More companies are choosing to screen their employees, both prior to hire and after they are employed. With the “Me Too” movement and the most recent accusations against Judge Kavanaugh, rolling background checks are now considered a good idea for employers wishing to make their workplace safe from sexual harassment.
If your company or HR department has considered rolling background checks, here are some best practices for updating your employment policies to include it.
Are Continuous Background Checks Mandatory?
Although most businesses could potentially benefit, there are certain industries that do require rolling, continuous or periodic background checks due to their access to secure information or the most vulnerable customers. These industry segments include:
- Education / Youth Services
- Financial Services
These post-hire screenings are meant to protect employers from negligent hiring claims and protect customers from violence or otherwise harmful behavior. Even if the employee had a clean record upon hire, anything could have happened in the months or years since their initial date of employment.
Is Consent is Still Required?
As with pre-employment background checks, consent and authorization is still a requirement prior to screening an employee. The employee must also be advised of the potential for adverse action, including pre-adverse action notification, and they should know their rights to dispute any inaccurate information. The employee can also withdraw consent to a background check at any time.
If the employee gives consent to be screened at hire, and the employer plans to use rolling background checks, the employee must be aware that the consent form will be used for future reference. The form must be clear and concise when requesting authorization for future background checks. It is also advisable that employees renew their consent periodically.
What is the Best Way to Implement the New Policy?
As with any new HR policies, all current employees must be notified of the new continuous screening policy. A termination policy must be created in the case of any new background check information that reveals criminal records. The policy should also include a background check decision matrix for assessing any criminal activity that turns up on a screening.

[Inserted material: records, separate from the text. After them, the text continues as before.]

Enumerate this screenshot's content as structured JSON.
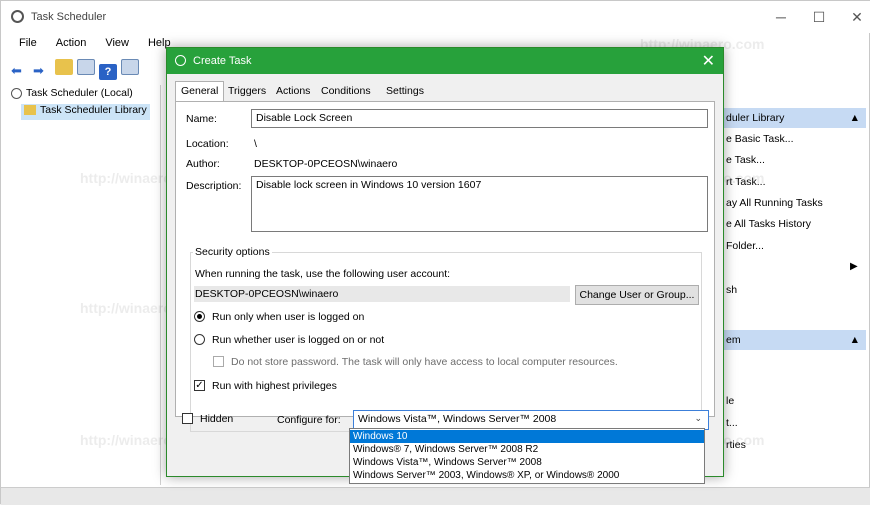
{
  "main": {
    "title": "Task Scheduler",
    "menu": [
      "File",
      "Action",
      "View",
      "Help"
    ],
    "tree": [
      "Task Scheduler (Local)",
      "Task Scheduler Library"
    ],
    "right_pane": {
      "section1": "duler Library",
      "items1": [
        "e Basic Task...",
        "e Task...",
        "rt Task...",
        "ay All Running Tasks",
        "e All Tasks History",
        "Folder...",
        "sh"
      ],
      "section2": "em",
      "items2": [
        "le",
        "t...",
        "rties"
      ]
    }
  },
  "dialog": {
    "title": "Create Task",
    "tabs": [
      "General",
      "Triggers",
      "Actions",
      "Conditions",
      "Settings"
    ],
    "name_label": "Name:",
    "name_value": "Disable Lock Screen",
    "location_label": "Location:",
    "location_value": "\\",
    "author_label": "Author:",
    "author_value": "DESKTOP-0PCEOSN\\winaero",
    "description_label": "Description:",
    "description_value": "Disable lock screen in Windows 10 version 1607",
    "security_title": "Security options",
    "security_text": "When running the task, use the following user account:",
    "account": "DESKTOP-0PCEOSN\\winaero",
    "change_button": "Change User or Group...",
    "radio1": "Run only when user is logged on",
    "radio2": "Run whether user is logged on or not",
    "no_store_password": "Do not store password.  The task will only have access to local computer resources.",
    "highest_privileges": "Run with highest privileges",
    "hidden": "Hidden",
    "configure_label": "Configure for:",
    "configure_value": "Windows Vista™, Windows Server™ 2008",
    "options": [
      "Windows 10",
      "Windows® 7, Windows Server™ 2008 R2",
      "Windows Vista™, Windows Server™ 2008",
      "Windows Server™ 2003, Windows® XP, or Windows® 2000"
    ]
  },
  "watermark": "http://winaero.com"
}
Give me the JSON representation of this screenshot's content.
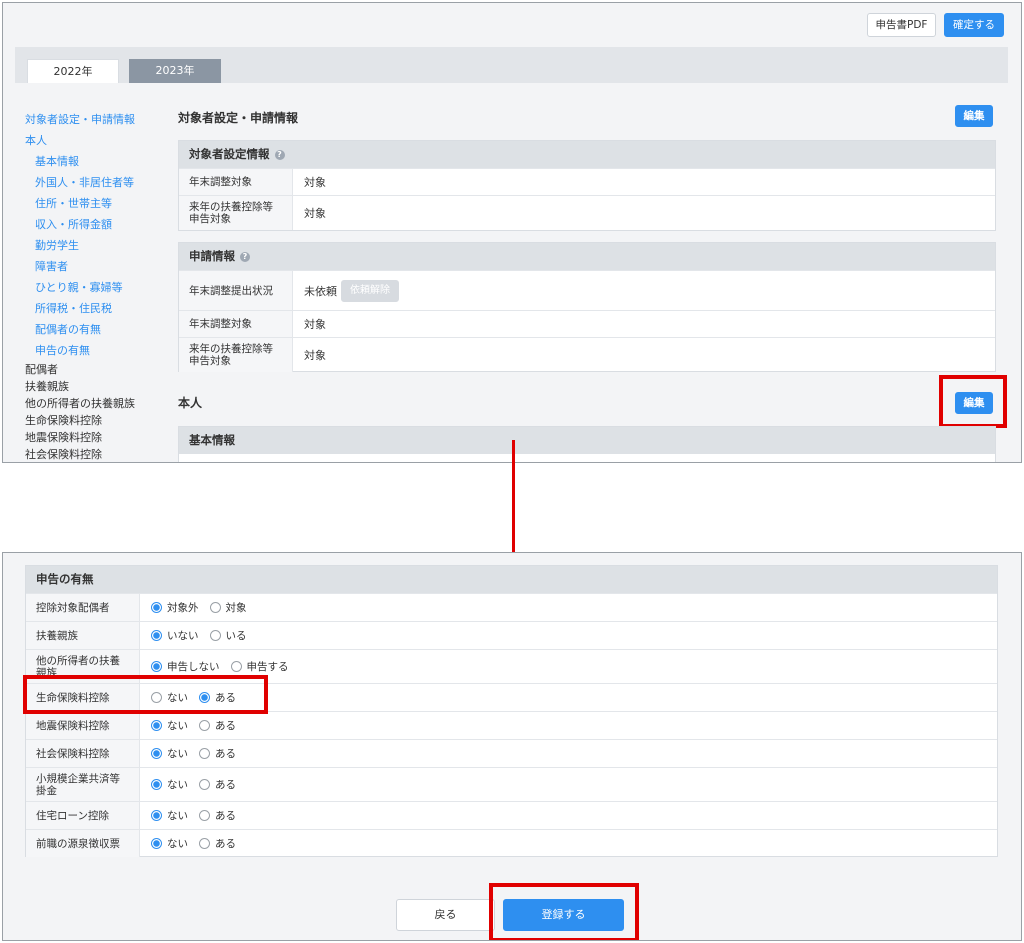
{
  "top_panel": {
    "header": {
      "pdf_button": "申告書PDF",
      "confirm_button": "確定する"
    },
    "tabs": [
      {
        "label": "2022年",
        "active": true
      },
      {
        "label": "2023年",
        "active": false
      }
    ],
    "sidebar": {
      "items": [
        {
          "label": "対象者設定・申請情報",
          "level": 1
        },
        {
          "label": "本人",
          "level": 1
        },
        {
          "label": "基本情報",
          "level": 2
        },
        {
          "label": "外国人・非居住者等",
          "level": 2
        },
        {
          "label": "住所・世帯主等",
          "level": 2
        },
        {
          "label": "収入・所得金額",
          "level": 2
        },
        {
          "label": "勤労学生",
          "level": 2
        },
        {
          "label": "障害者",
          "level": 2
        },
        {
          "label": "ひとり親・寡婦等",
          "level": 2
        },
        {
          "label": "所得税・住民税",
          "level": 2
        },
        {
          "label": "配偶者の有無",
          "level": 2
        },
        {
          "label": "申告の有無",
          "level": 2
        },
        {
          "label": "配偶者",
          "level": 0
        },
        {
          "label": "扶養親族",
          "level": 0
        },
        {
          "label": "他の所得者の扶養親族",
          "level": 0
        },
        {
          "label": "生命保険料控除",
          "level": 0
        },
        {
          "label": "地震保険料控除",
          "level": 0
        },
        {
          "label": "社会保険料控除",
          "level": 0
        }
      ]
    },
    "main": {
      "section1_title": "対象者設定・申請情報",
      "edit_label": "編集",
      "target_settings": {
        "title": "対象者設定情報",
        "help_icon": "?",
        "rows": [
          {
            "label": "年末調整対象",
            "value": "対象"
          },
          {
            "label": "来年の扶養控除等申告対象",
            "value": "対象"
          }
        ]
      },
      "request_info": {
        "title": "申請情報",
        "help_icon": "?",
        "status_label": "年末調整提出状況",
        "status_value": "未依頼",
        "cancel_button": "依頼解除",
        "rows": [
          {
            "label": "年末調整対象",
            "value": "対象"
          },
          {
            "label": "来年の扶養控除等申告対象",
            "value": "対象"
          }
        ]
      },
      "section2_title": "本人",
      "basic_info_title": "基本情報"
    }
  },
  "bottom_panel": {
    "card_title": "申告の有無",
    "rows": [
      {
        "label": "控除対象配偶者",
        "options": [
          {
            "text": "対象外",
            "checked": true
          },
          {
            "text": "対象",
            "checked": false
          }
        ]
      },
      {
        "label": "扶養親族",
        "options": [
          {
            "text": "いない",
            "checked": true
          },
          {
            "text": "いる",
            "checked": false
          }
        ]
      },
      {
        "label": "他の所得者の扶養親族",
        "options": [
          {
            "text": "申告しない",
            "checked": true
          },
          {
            "text": "申告する",
            "checked": false
          }
        ]
      },
      {
        "label": "生命保険料控除",
        "options": [
          {
            "text": "ない",
            "checked": false
          },
          {
            "text": "ある",
            "checked": true
          }
        ]
      },
      {
        "label": "地震保険料控除",
        "options": [
          {
            "text": "ない",
            "checked": true
          },
          {
            "text": "ある",
            "checked": false
          }
        ]
      },
      {
        "label": "社会保険料控除",
        "options": [
          {
            "text": "ない",
            "checked": true
          },
          {
            "text": "ある",
            "checked": false
          }
        ]
      },
      {
        "label": "小規模企業共済等掛金",
        "options": [
          {
            "text": "ない",
            "checked": true
          },
          {
            "text": "ある",
            "checked": false
          }
        ]
      },
      {
        "label": "住宅ローン控除",
        "options": [
          {
            "text": "ない",
            "checked": true
          },
          {
            "text": "ある",
            "checked": false
          }
        ]
      },
      {
        "label": "前職の源泉徴収票",
        "options": [
          {
            "text": "ない",
            "checked": true
          },
          {
            "text": "ある",
            "checked": false
          }
        ]
      }
    ],
    "back_button": "戻る",
    "submit_button": "登録する"
  },
  "colors": {
    "accent": "#2e8ff0",
    "highlight": "#e00000",
    "table_header": "#dde1e5"
  }
}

The EEOC requires consistency when reviewing criminal records and determining if they will disqualify an employee for a promotion or prompt termination.

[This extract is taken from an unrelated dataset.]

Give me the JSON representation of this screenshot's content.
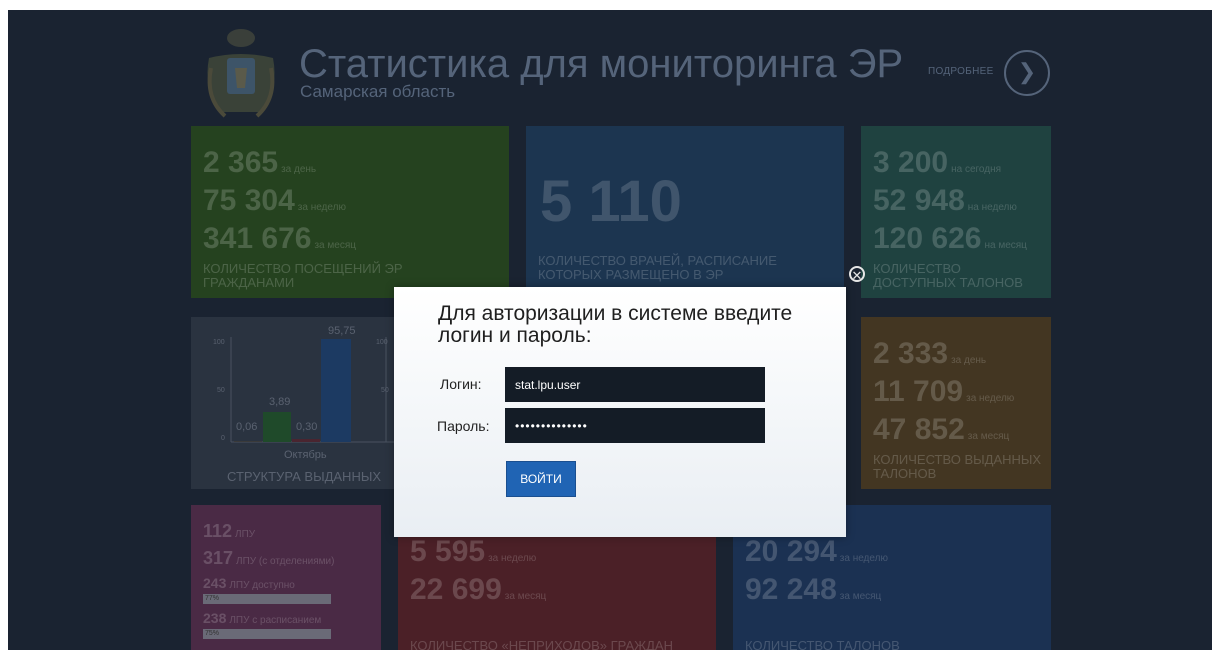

The new policy may provide guidance on what would prompt a background screening, if they aren't done on a regular basis. For instance, if an employee is changing jobs, if there was an accident, or if they are displaying unusual behavior, these may trigger the need for a new background investigation.

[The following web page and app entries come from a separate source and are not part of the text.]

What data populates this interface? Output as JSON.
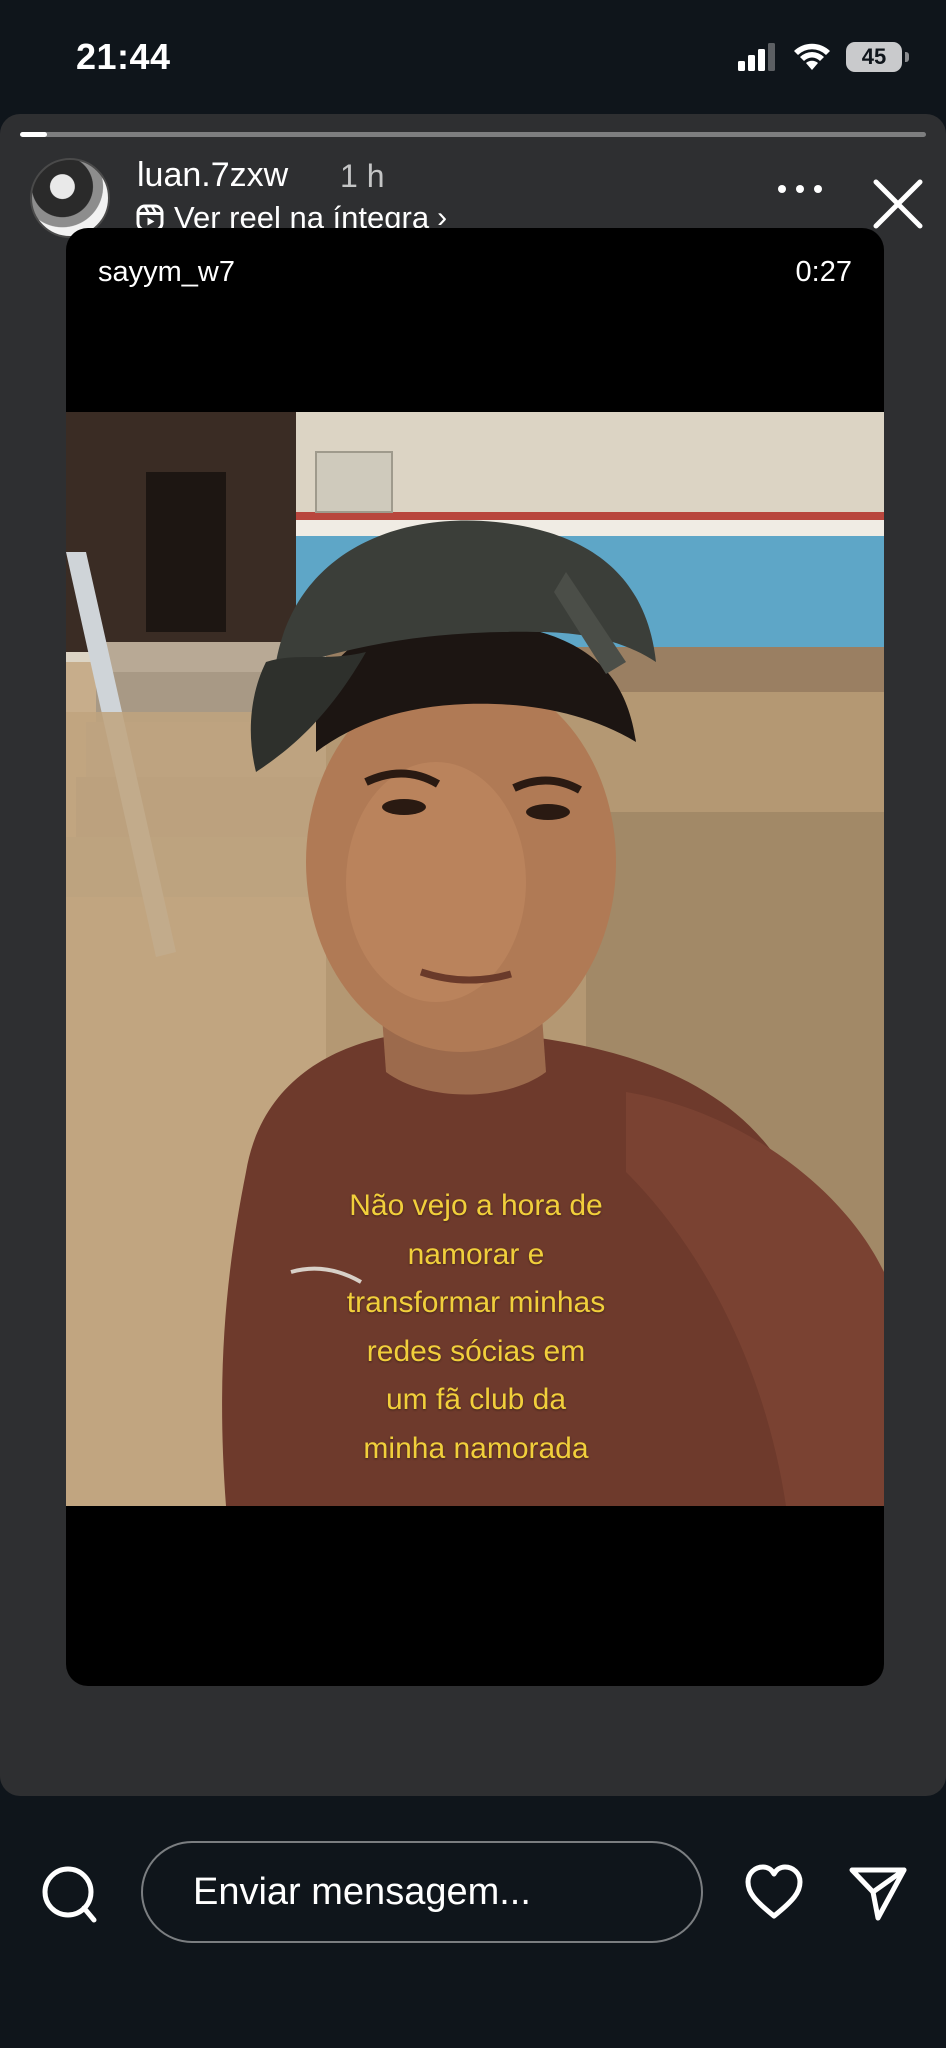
{
  "status_bar": {
    "time": "21:44",
    "battery": "45",
    "icons": [
      "cellular-signal-icon",
      "wifi-icon",
      "battery-icon"
    ]
  },
  "story": {
    "progress": 0.03,
    "username": "luan.7zxw",
    "time_ago": "1 h",
    "reel_link_label": "Ver reel na íntegra",
    "reel_link_chevron": "›",
    "reel": {
      "author": "sayym_w7",
      "duration": "0:27",
      "caption_lines": [
        "Não vejo a hora de",
        "namorar e",
        "transformar minhas",
        "redes sócias em",
        "um fã club da",
        "minha namorada"
      ]
    }
  },
  "bottom_bar": {
    "message_placeholder": "Enviar mensagem..."
  },
  "colors": {
    "background": "#0f151b",
    "story_card": "#2e2f31",
    "caption": "#f1cf3b"
  }
}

The downside of rolling background checks is the potential of having negative information turn up for an otherwise good employee. With the help of the background check decision matrix, management can decide if the new information is job-related or harmful to co-workers and the employee needs to be fired. Employers are trying to do a better job of creating a safe and equal workplace, and often that may mean facing some tough decisions on those that could be doing harm in not-so-obvious ways.